The Dutch delegation brought a perspective of its own to the Symposium, in which they shared Amsterdam’s journey to becoming a cycling city, and reminded participants that they too had a long journey to make. Photos were shared of what Dublin looked like in years past, when the streets saw more cyclists and fewer cars; whereas other photos showed a car-clogged Amsterdam from decades past – these two examples of progress further illustrated that change is possible.
Amsterdam’s journey to becoming a Cycling Capital was further explored in the film screening of Together We Cycle, which highlighted how the city dealt with many of the challenges faced in Dublin today.
Symposium attendees had the opportunity to join a range of sessions that targeted specific groups. City Councillors heard about Dutch methods for public consultation, in which the focus is on how a project happens, not whether it happens. Businesses heard about how cyclists spend more money than car drivers, as well as the need for more cycle parking and the idea of using a fietsvlonder temporary cycle parking platform to assess demand before installing permanent stands. Dublin City Council staff got input from the Dutch technical team on junction design, and were also encouraged to think bigger than the bicycle and focus on how cycling can improve liveability and the quality of life for people in the city.
The Symposium also included a session on cycling communication, in which the media invited participants to consider the impact of the language we use when communicating about cycling. In this session, participants were encouraged to share their thoughts on the possibility of creating a media charter for Ireland, with the goal of humanising the language used when reporting on cycling.
Attendees to the Symposium had positive feedback to give to their Dublin counterparts.
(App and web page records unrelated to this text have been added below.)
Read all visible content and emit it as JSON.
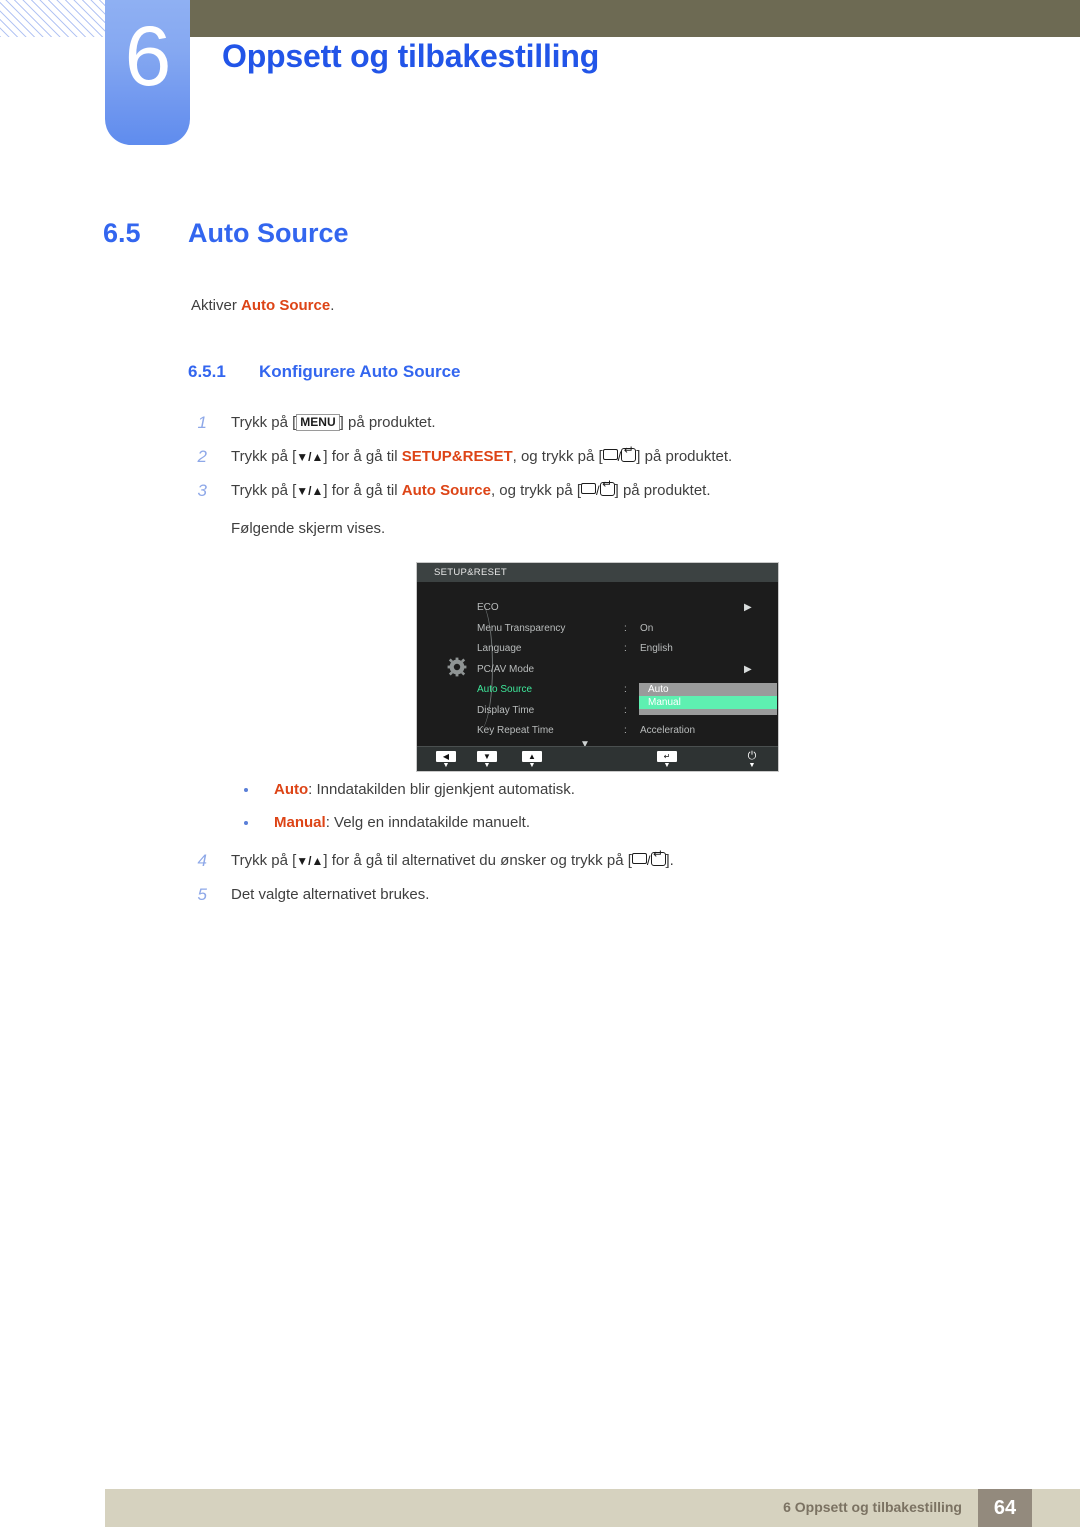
{
  "header": {
    "chapter_number": "6",
    "chapter_title": "Oppsett og tilbakestilling"
  },
  "section": {
    "number": "6.5",
    "title": "Auto Source",
    "intro_prefix": "Aktiver ",
    "intro_highlight": "Auto Source",
    "intro_suffix": "."
  },
  "subsection": {
    "number": "6.5.1",
    "title": "Konfigurere Auto Source"
  },
  "steps": [
    {
      "index": "1",
      "pre": "Trykk på [",
      "key": "MENU",
      "post": "] på produktet."
    },
    {
      "index": "2",
      "pre": "Trykk på [",
      "arrows": "▼/▲",
      "mid": "] for å gå til ",
      "highlight": "SETUP&RESET",
      "mid2": ", og trykk på [",
      "post": "] på produktet."
    },
    {
      "index": "3",
      "pre": "Trykk på [",
      "arrows": "▼/▲",
      "mid": "] for å gå til ",
      "highlight": "Auto Source",
      "mid2": ", og trykk på [",
      "post": "] på produktet.",
      "note": "Følgende skjerm vises."
    },
    {
      "index": "4",
      "pre": "Trykk på [",
      "arrows": "▼/▲",
      "mid": "] for å gå til alternativet du ønsker og trykk på [",
      "post": "]."
    },
    {
      "index": "5",
      "text": "Det valgte alternativet brukes."
    }
  ],
  "osd": {
    "title": "SETUP&RESET",
    "rows": [
      {
        "label": "ECO",
        "colon": "",
        "value": "",
        "arrow": "▶",
        "active": false
      },
      {
        "label": "Menu Transparency",
        "colon": ":",
        "value": "On",
        "arrow": "",
        "active": false
      },
      {
        "label": "Language",
        "colon": ":",
        "value": "English",
        "arrow": "",
        "active": false
      },
      {
        "label": "PC/AV Mode",
        "colon": "",
        "value": "",
        "arrow": "▶",
        "active": false
      },
      {
        "label": "Auto Source",
        "colon": ":",
        "value": "",
        "arrow": "",
        "active": true
      },
      {
        "label": "Display Time",
        "colon": ":",
        "value": "",
        "arrow": "",
        "active": false
      },
      {
        "label": "Key Repeat Time",
        "colon": ":",
        "value": "Acceleration",
        "arrow": "",
        "active": false
      }
    ],
    "popup_options": [
      {
        "label": "Auto",
        "selected": false
      },
      {
        "label": "Manual",
        "selected": true
      }
    ],
    "scroll_down": "▼",
    "gear_icon": "gear-icon",
    "buttons": [
      {
        "glyph": "◀",
        "tick": "▼",
        "name": "osd-left-button"
      },
      {
        "glyph": "▼",
        "tick": "▼",
        "name": "osd-down-button"
      },
      {
        "glyph": "▲",
        "tick": "▼",
        "name": "osd-up-button"
      },
      {
        "glyph": "↵",
        "tick": "▼",
        "name": "osd-enter-button"
      },
      {
        "glyph": "⏻",
        "tick": "▼",
        "name": "osd-power-button"
      }
    ]
  },
  "bullets": [
    {
      "term": "Auto",
      "desc": ": Inndatakilden blir gjenkjent automatisk."
    },
    {
      "term": "Manual",
      "desc": ": Velg en inndatakilde manuelt."
    }
  ],
  "footer": {
    "text": "6 Oppsett og tilbakestilling",
    "page": "64"
  },
  "colors": {
    "accent_blue": "#3366ef",
    "highlight_orange": "#dd4416",
    "olive": "#6d6a53",
    "footer_beige": "#d6d2bf",
    "footer_page_box": "#938a7d",
    "osd_green": "#3ee79a",
    "osd_select_green": "#5ef0b1"
  }
}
Reggie Tricker, Senior Mobility Officer at ICLEI Europe, a partner in the Handshake project, commented, “We saw the progress made since the Velo-city conference [Dublin hosted the cycling conference in 2019] in expanding and protecting cycling infrastructure, as well as the extra space given to creating a vibrant outdoor city centre.” Plenty of constructive feedback was given as well, particularly in regards to the safety of cycling infrastructure, such as cycle lanes that are built to accommodate both buses and cyclists.
The four days of inspiration and insight provided by the delegation and symposium participants highlighted the momentum that is behind Dublin in its journey to becoming a Future Cycling Capital.
Check out what it is like the cycle through central Dublin in this video, recorded by Handshake partner Velo Mondial.
Image by: Reggie Tricker